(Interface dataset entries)

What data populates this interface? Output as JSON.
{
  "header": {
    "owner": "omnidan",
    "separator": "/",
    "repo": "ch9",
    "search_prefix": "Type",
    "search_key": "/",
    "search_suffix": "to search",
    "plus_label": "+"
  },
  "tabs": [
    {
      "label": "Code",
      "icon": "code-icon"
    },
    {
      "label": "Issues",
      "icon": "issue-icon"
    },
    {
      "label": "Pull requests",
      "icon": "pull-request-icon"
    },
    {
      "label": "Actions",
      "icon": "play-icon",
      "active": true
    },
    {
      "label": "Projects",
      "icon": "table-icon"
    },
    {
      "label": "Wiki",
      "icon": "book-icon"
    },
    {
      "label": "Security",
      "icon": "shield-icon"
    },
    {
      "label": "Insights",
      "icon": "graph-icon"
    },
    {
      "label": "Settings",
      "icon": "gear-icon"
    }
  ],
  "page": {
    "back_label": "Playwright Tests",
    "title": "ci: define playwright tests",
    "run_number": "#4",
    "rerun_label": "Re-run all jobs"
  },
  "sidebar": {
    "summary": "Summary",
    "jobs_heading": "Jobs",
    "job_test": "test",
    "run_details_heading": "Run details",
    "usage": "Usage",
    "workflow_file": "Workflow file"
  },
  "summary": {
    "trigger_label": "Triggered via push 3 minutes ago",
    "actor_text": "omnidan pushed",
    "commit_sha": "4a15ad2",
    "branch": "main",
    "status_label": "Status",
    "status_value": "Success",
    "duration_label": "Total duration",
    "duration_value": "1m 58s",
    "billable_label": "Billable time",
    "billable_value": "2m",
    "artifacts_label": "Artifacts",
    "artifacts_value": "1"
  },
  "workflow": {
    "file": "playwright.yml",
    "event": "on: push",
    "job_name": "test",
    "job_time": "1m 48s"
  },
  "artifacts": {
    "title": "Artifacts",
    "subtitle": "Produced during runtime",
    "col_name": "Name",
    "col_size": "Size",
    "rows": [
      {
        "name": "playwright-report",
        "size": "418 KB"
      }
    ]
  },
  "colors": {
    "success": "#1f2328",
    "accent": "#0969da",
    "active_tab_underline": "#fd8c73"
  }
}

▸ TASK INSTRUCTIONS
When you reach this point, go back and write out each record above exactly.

▸ OUTPUT FOR THIS EXERCISE
What data populates this interface? Output as JSON.
{
  "header": {
    "owner": "omnidan",
    "separator": "/",
    "repo": "ch9",
    "search_prefix": "Type",
    "search_key": "/",
    "search_suffix": "to search",
    "plus_label": "+"
  },
  "tabs": [
    {
      "label": "Code",
      "icon": "code-icon"
    },
    {
      "label": "Issues",
      "icon": "issue-icon"
    },
    {
      "label": "Pull requests",
      "icon": "pull-request-icon"
    },
    {
      "label": "Actions",
      "icon": "play-icon",
      "active": true
    },
    {
      "label": "Projects",
      "icon": "table-icon"
    },
    {
      "label": "Wiki",
      "icon": "book-icon"
    },
    {
      "label": "Security",
      "icon": "shield-icon"
    },
    {
      "label": "Insights",
      "icon": "graph-icon"
    },
    {
      "label": "Settings",
      "icon": "gear-icon"
    }
  ],
  "page": {
    "back_label": "Playwright Tests",
    "title": "ci: define playwright tests",
    "run_number": "#4",
    "rerun_label": "Re-run all jobs"
  },
  "sidebar": {
    "summary": "Summary",
    "jobs_heading": "Jobs",
    "job_test": "test",
    "run_details_heading": "Run details",
    "usage": "Usage",
    "workflow_file": "Workflow file"
  },
  "summary": {
    "trigger_label": "Triggered via push 3 minutes ago",
    "actor_text": "omnidan pushed",
    "commit_sha": "4a15ad2",
    "branch": "main",
    "status_label": "Status",
    "status_value": "Success",
    "duration_label": "Total duration",
    "duration_value": "1m 58s",
    "billable_label": "Billable time",
    "billable_value": "2m",
    "artifacts_label": "Artifacts",
    "artifacts_value": "1"
  },
  "workflow": {
    "file": "playwright.yml",
    "event": "on: push",
    "job_name": "test",
    "job_time": "1m 48s"
  },
  "artifacts": {
    "title": "Artifacts",
    "subtitle": "Produced during runtime",
    "col_name": "Name",
    "col_size": "Size",
    "rows": [
      {
        "name": "playwright-report",
        "size": "418 KB"
      }
    ]
  },
  "colors": {
    "success": "#1f2328",
    "accent": "#0969da",
    "active_tab_underline": "#fd8c73"
  }
}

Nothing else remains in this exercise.